- **Work task**
Tally the lines below that contain the word "title", and give only that number.

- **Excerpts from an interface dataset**
——

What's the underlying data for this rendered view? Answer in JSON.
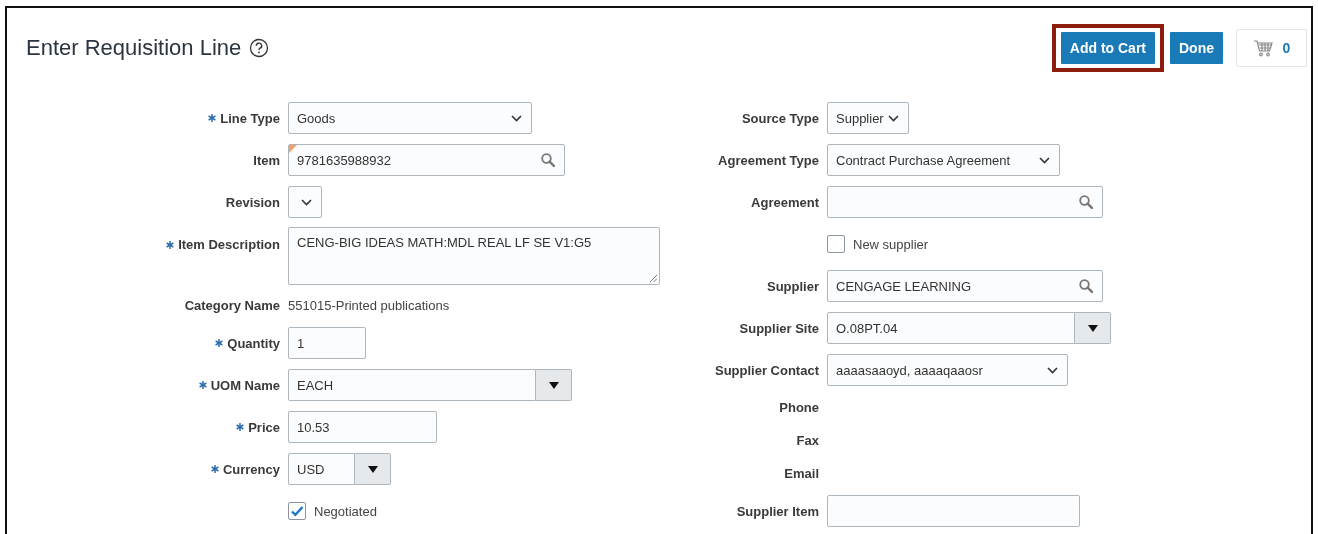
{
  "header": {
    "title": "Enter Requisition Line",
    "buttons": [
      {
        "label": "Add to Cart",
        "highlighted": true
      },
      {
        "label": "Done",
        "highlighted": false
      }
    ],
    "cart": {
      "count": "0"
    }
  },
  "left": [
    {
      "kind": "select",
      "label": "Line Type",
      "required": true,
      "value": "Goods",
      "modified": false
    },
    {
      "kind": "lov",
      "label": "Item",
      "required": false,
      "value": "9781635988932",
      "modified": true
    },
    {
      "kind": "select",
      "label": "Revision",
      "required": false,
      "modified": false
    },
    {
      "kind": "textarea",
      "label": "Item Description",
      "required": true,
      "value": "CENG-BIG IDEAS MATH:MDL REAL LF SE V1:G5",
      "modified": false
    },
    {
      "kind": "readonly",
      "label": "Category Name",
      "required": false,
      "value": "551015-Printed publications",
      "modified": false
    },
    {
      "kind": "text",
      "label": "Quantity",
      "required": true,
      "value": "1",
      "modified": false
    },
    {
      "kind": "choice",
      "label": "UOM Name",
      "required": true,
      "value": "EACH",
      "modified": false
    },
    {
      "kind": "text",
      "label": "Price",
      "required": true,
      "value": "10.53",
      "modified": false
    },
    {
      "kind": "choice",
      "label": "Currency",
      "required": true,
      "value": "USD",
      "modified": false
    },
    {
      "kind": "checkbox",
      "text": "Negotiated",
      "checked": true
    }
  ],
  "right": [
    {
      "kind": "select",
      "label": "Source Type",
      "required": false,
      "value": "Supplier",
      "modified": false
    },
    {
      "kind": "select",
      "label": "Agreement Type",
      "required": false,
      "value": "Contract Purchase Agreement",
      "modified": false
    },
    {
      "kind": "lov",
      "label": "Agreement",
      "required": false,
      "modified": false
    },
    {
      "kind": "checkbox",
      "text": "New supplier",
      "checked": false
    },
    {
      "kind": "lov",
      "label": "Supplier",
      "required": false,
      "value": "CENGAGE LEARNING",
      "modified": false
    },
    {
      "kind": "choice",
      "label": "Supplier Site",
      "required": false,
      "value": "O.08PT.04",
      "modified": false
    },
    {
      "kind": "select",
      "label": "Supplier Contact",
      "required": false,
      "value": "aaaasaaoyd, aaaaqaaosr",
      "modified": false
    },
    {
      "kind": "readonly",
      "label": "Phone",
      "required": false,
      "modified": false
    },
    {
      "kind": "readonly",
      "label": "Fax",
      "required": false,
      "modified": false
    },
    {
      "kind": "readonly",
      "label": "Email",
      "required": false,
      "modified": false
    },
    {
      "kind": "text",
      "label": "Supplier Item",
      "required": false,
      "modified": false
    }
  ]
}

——

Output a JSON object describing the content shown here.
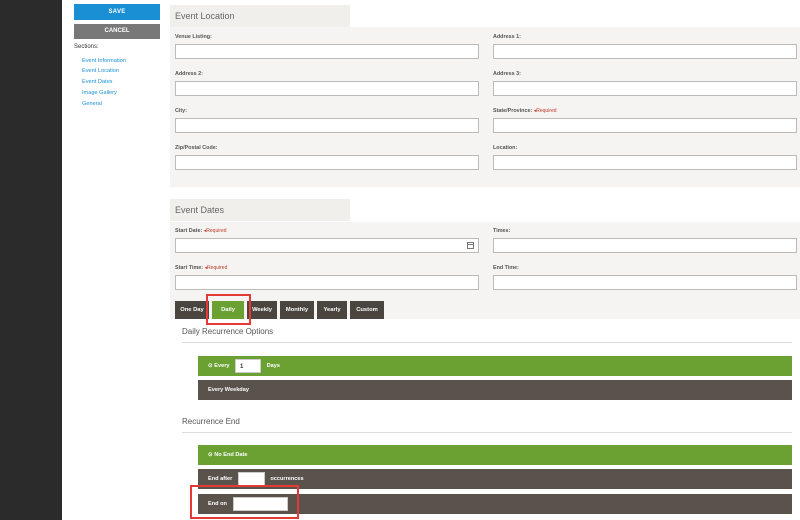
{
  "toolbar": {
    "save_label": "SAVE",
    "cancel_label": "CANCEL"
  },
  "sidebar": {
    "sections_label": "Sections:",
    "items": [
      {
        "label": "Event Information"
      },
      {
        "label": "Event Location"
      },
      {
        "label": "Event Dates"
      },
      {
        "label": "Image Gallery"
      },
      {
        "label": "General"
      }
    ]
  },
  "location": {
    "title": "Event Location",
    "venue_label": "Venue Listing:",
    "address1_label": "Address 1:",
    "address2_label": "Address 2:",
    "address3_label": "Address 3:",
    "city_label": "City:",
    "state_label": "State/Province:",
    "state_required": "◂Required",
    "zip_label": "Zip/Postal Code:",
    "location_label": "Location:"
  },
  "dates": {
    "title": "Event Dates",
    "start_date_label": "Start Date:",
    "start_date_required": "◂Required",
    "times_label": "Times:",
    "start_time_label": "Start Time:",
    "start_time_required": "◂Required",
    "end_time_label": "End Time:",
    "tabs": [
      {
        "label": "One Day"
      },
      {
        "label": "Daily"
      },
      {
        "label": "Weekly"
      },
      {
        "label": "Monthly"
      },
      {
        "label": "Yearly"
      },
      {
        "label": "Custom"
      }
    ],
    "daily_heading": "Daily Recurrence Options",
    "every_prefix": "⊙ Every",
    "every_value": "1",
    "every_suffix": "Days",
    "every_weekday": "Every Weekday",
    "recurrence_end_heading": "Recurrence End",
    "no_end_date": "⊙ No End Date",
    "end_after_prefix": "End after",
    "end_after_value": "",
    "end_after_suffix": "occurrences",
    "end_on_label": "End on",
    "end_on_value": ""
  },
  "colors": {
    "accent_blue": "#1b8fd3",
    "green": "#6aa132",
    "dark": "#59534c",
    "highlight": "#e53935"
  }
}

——

- **Exercise solution**
3